Data about app and page elements

*****

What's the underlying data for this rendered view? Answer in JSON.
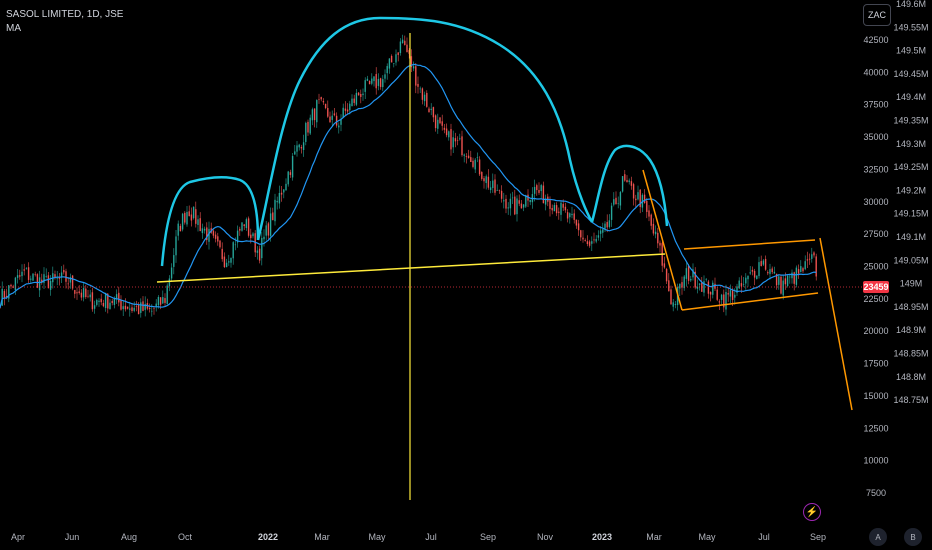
{
  "header": {
    "title": "SASOL LIMITED, 1D, JSE",
    "indicator": "MA"
  },
  "currency_button": "ZAC",
  "buttons": {
    "auto": "A",
    "log": "B"
  },
  "colors": {
    "background": "#000000",
    "candle_up": "#26a69a",
    "candle_down": "#ef5350",
    "ma_line": "#2196f3",
    "pattern_cyan": "#1ec8e6",
    "yellow_lines": "#ffeb3b",
    "orange_lines": "#ff9800",
    "last_price_label": "#f23645"
  },
  "chart_data": {
    "type": "candlestick",
    "title": "SASOL LIMITED, 1D, JSE",
    "indicators": [
      "MA"
    ],
    "x_ticks": [
      "Apr",
      "Jun",
      "Aug",
      "Oct",
      "2022",
      "Mar",
      "May",
      "Jul",
      "Sep",
      "Nov",
      "2023",
      "Mar",
      "May",
      "Jul",
      "Sep"
    ],
    "y_ticks_left": [
      42500,
      40000,
      37500,
      35000,
      32500,
      30000,
      27500,
      25000,
      22500,
      20000,
      17500,
      15000,
      12500,
      10000,
      7500
    ],
    "y_ticks_right": [
      "149.6M",
      "149.55M",
      "149.5M",
      "149.45M",
      "149.4M",
      "149.35M",
      "149.3M",
      "149.25M",
      "149.2M",
      "149.15M",
      "149.1M",
      "149.05M",
      "149M",
      "148.95M",
      "148.9M",
      "148.85M",
      "148.8M",
      "148.75M"
    ],
    "last_price": 23459,
    "price_path": [
      [
        "2021-03-25",
        22500
      ],
      [
        "2021-04-20",
        24500
      ],
      [
        "2021-05-10",
        23800
      ],
      [
        "2021-06-05",
        24000
      ],
      [
        "2021-06-30",
        22300
      ],
      [
        "2021-07-25",
        22400
      ],
      [
        "2021-08-15",
        21800
      ],
      [
        "2021-09-05",
        21500
      ],
      [
        "2021-09-20",
        22500
      ],
      [
        "2021-10-05",
        28000
      ],
      [
        "2021-10-15",
        29500
      ],
      [
        "2021-11-05",
        27500
      ],
      [
        "2021-11-25",
        25500
      ],
      [
        "2021-12-15",
        28500
      ],
      [
        "2021-12-31",
        26000
      ],
      [
        "2022-01-20",
        30000
      ],
      [
        "2022-02-10",
        34000
      ],
      [
        "2022-03-05",
        37500
      ],
      [
        "2022-03-25",
        36000
      ],
      [
        "2022-04-20",
        38500
      ],
      [
        "2022-05-15",
        39500
      ],
      [
        "2022-06-05",
        42500
      ],
      [
        "2022-06-25",
        38500
      ],
      [
        "2022-07-20",
        35000
      ],
      [
        "2022-08-15",
        34000
      ],
      [
        "2022-09-10",
        31000
      ],
      [
        "2022-10-05",
        29500
      ],
      [
        "2022-10-25",
        31000
      ],
      [
        "2022-11-15",
        30000
      ],
      [
        "2022-12-05",
        28500
      ],
      [
        "2022-12-25",
        26500
      ],
      [
        "2023-01-10",
        27500
      ],
      [
        "2023-01-30",
        31500
      ],
      [
        "2023-02-20",
        30000
      ],
      [
        "2023-03-10",
        26500
      ],
      [
        "2023-03-25",
        22000
      ],
      [
        "2023-04-10",
        24500
      ],
      [
        "2023-04-30",
        23500
      ],
      [
        "2023-05-20",
        22500
      ],
      [
        "2023-06-10",
        23500
      ],
      [
        "2023-06-30",
        25500
      ],
      [
        "2023-07-20",
        23500
      ],
      [
        "2023-08-10",
        24500
      ],
      [
        "2023-08-25",
        25500
      ],
      [
        "2023-09-01",
        23459
      ]
    ],
    "annotations": [
      {
        "type": "neckline",
        "color": "yellow",
        "points": [
          [
            "2021-08-20",
            22800
          ],
          [
            "2023-03-15",
            26000
          ]
        ]
      },
      {
        "type": "vertical_line",
        "color": "yellow",
        "from": [
          "2022-06-10",
          43500
        ],
        "to": [
          "2022-06-10",
          7000
        ]
      },
      {
        "type": "channel",
        "color": "orange",
        "upper": [
          [
            "2023-04-05",
            26200
          ],
          [
            "2023-09-01",
            27200
          ]
        ],
        "lower": [
          [
            "2023-04-05",
            21500
          ],
          [
            "2023-09-01",
            23000
          ]
        ]
      },
      {
        "type": "projection",
        "color": "orange",
        "points": [
          [
            "2023-09-01",
            27300
          ],
          [
            "2023-10-05",
            14000
          ]
        ]
      },
      {
        "type": "pattern_curves",
        "color": "cyan",
        "shape": "inverted head and shoulders (left shoulder, head, right shoulder)"
      }
    ],
    "grid": false
  }
}
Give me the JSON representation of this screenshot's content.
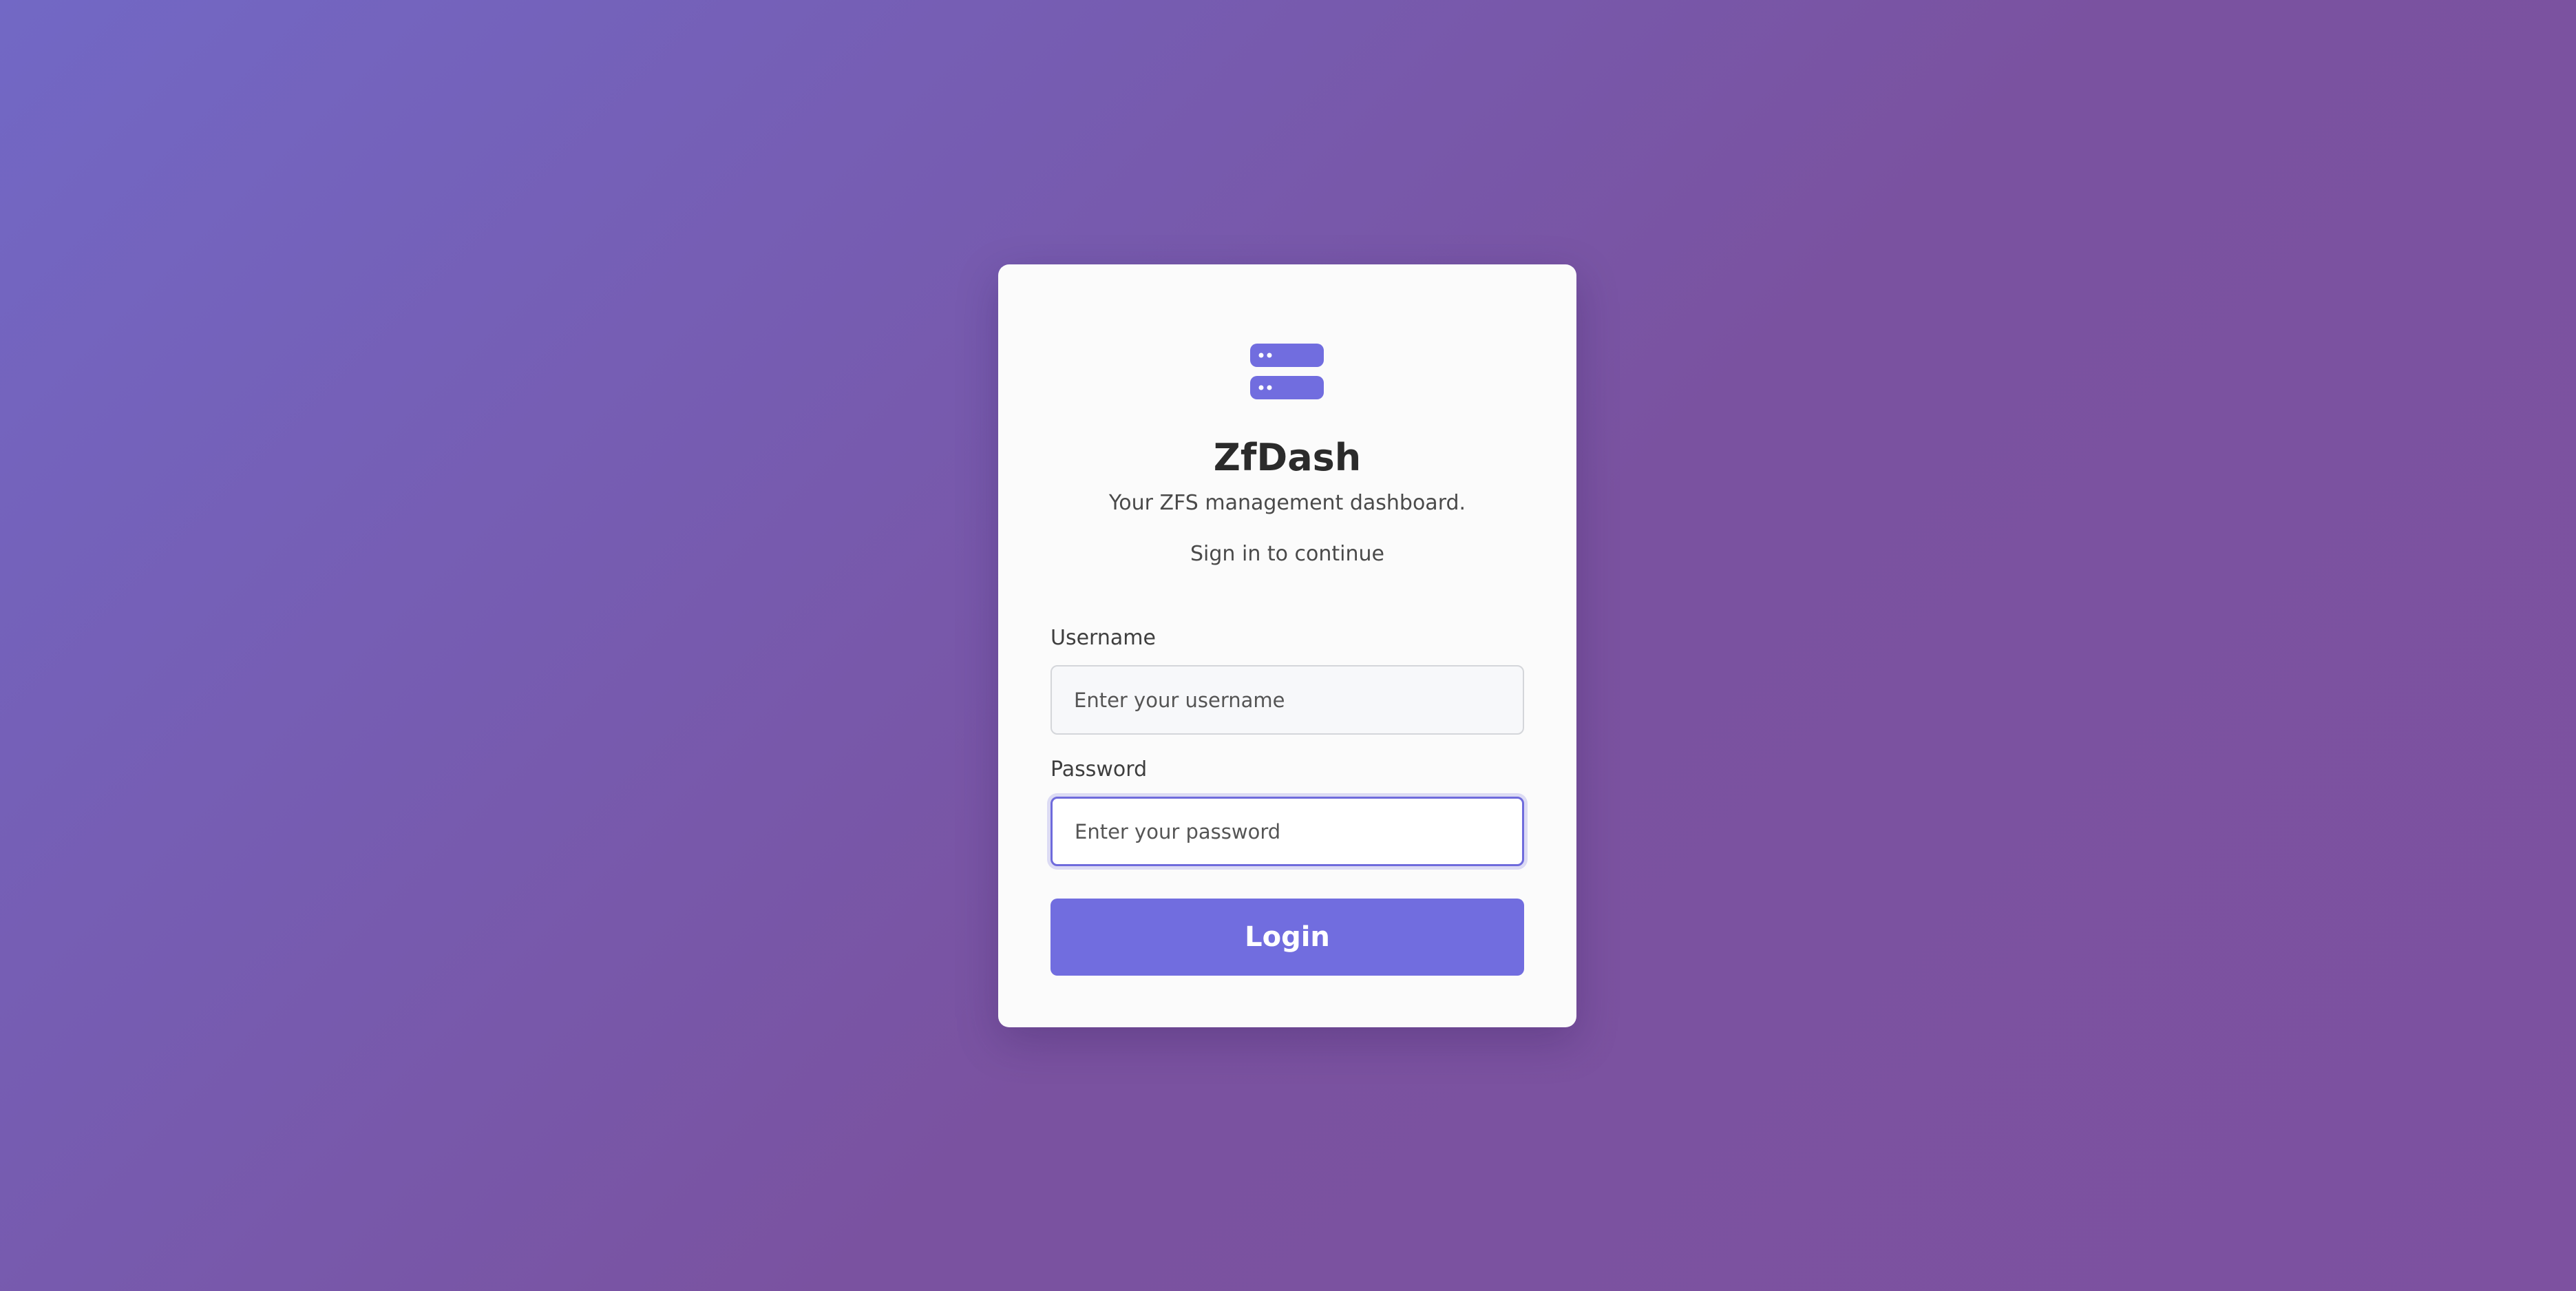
{
  "app": {
    "name": "ZfDash",
    "tagline": "Your ZFS management dashboard.",
    "prompt": "Sign in to continue"
  },
  "form": {
    "username": {
      "label": "Username",
      "placeholder": "Enter your username",
      "value": ""
    },
    "password": {
      "label": "Password",
      "placeholder": "Enter your password",
      "value": ""
    },
    "submit_label": "Login"
  },
  "icons": {
    "logo": "server-icon"
  },
  "colors": {
    "accent": "#716ddf",
    "background_start": "#7268c5",
    "background_end": "#7d51a0",
    "card": "#fbfbfb"
  }
}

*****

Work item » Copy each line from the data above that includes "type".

Problem solution »
    "type": "candlestick",
        "type": "neckline",
        "type": "vertical_line",
        "type": "channel",
        "type": "projection",
        "type": "pattern_curves",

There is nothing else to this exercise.